◆ Task statement ◆
Below are some entries. Copy each line that holds the string "jobs".

◆ Records for this task ◆
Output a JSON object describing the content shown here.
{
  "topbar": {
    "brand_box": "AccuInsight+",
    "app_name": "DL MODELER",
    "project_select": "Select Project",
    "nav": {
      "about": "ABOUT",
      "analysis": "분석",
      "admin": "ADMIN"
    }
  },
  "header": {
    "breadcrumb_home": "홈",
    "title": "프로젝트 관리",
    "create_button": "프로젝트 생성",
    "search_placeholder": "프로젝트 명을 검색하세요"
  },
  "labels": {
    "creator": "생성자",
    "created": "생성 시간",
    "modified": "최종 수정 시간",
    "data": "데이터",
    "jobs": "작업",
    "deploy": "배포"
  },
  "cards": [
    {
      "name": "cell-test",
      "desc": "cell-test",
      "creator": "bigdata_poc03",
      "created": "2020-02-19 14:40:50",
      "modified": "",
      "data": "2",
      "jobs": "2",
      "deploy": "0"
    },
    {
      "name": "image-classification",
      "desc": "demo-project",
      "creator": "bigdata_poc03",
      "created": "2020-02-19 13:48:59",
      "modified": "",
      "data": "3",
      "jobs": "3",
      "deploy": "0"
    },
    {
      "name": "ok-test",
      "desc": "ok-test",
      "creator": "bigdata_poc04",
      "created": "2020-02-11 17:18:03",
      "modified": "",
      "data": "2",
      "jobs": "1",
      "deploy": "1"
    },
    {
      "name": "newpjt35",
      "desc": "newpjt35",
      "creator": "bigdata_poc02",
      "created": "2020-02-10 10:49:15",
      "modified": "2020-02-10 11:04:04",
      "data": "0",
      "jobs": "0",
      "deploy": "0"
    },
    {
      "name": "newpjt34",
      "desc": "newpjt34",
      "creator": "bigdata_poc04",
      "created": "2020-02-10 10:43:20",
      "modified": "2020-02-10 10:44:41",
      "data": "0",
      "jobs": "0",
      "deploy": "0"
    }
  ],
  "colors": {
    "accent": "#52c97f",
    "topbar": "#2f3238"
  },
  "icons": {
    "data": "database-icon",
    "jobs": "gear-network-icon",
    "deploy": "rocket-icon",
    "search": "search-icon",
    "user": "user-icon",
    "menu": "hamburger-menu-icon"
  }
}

◆ Task response ◆
    "jobs": "작업",
      "jobs": "2",
      "jobs": "3",
      "jobs": "1",
      "jobs": "0",
      "jobs": "0",
    "jobs": "gear-network-icon",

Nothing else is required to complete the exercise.